Decisions in life are full of consequences. When we say our “yes” to a certain decision, we need to mean it. But, there’s an undeniable fact that we need to consider in our life. As we decide or follow a certain decision in life, sometimes we complain because we expect that what we have decided or followed has less worries, sacrifices, and sufferings. We see to it that once we decide or follow a certain decisions in life there should be an avenue for us to run away from pain and suffering. Today’s readings and the gospel for this Sunday actually exhort us to respond joyfully to every decision and invitation that God is giving and presenting to us despite the demands and sufferings that we will encounter along the way and regardless of the cost. Actually, the readings and the gospel for today do not highlight suffering in itself; rather it gives us an example on how to remain faithful as Christ’s disciples of this generation despite the fact that suffering is inevitable. In the gospel, Jesus shows to us the other side of what it means to be His disciple: “Deny yourself, take up your cross and follow me.” At first, I find it demanding and burdensome relating it to my situation right now as a religious brother who is aspiring to become a priest someday. Prophet Jeremiah is right in saying these words, “You duped me, O Lord, and I let myself be duped”. It’s not so easy to be a disciple of Christ. It takes a lot of patience, endurance, and fidelity in order that I may be able to commit myself with the Lord’s invitation every day. To be honest, I always fail in really doing my best to be committed with the Lord because I admit that I am also too human capable of committing failures and shortcomings. But, I never give up. Even though that fidelity to His call is also a test on how I may be able to withstand sufferings and persecutions, I still believe that there’s joy in it. The only consolation that I gain despite the fact that discipleship is a demanding job is He himself. This is what I noticed as I let myself be duped by God’s invitation; the more I patiently endure the cost of discipleship in the midst of trials, challenges, difficulties, pains, and sufferings, the more I see the transformation within my life and the more I feel the immensity of joy within my heart. Yes, now I realize that St. Paul is correct in saying this as we strive faithfully to our calling or decisions whatever that calling or decisions may be: “Be transformed by the renewal of your mind, that you may discern what is the will of God, what is good and pleasing and perfect”.
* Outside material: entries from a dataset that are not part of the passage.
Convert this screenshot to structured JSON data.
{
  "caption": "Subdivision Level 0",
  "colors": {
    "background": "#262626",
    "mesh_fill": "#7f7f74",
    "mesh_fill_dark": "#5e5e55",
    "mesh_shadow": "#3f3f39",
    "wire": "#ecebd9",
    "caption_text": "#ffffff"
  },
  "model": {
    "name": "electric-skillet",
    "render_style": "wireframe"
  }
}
As we continue to reflect upon the readings and the gospel for today, let us pray to the Father that He may always grant us strength and inspiration as we do our best to become a faithful follower to His call regardless of the cost. Let us continue to pray for our Christian brothers and sisters and even other religious minorities in Iraq that they may be able to find consolation in God. For me, they are the best example on how to be an authentic disciple of Christ that in spite of persecutions and sufferings they are experiencing and enduring, they still remain steadfast in their faith and in their hope that one day everything will be okay with the help of God.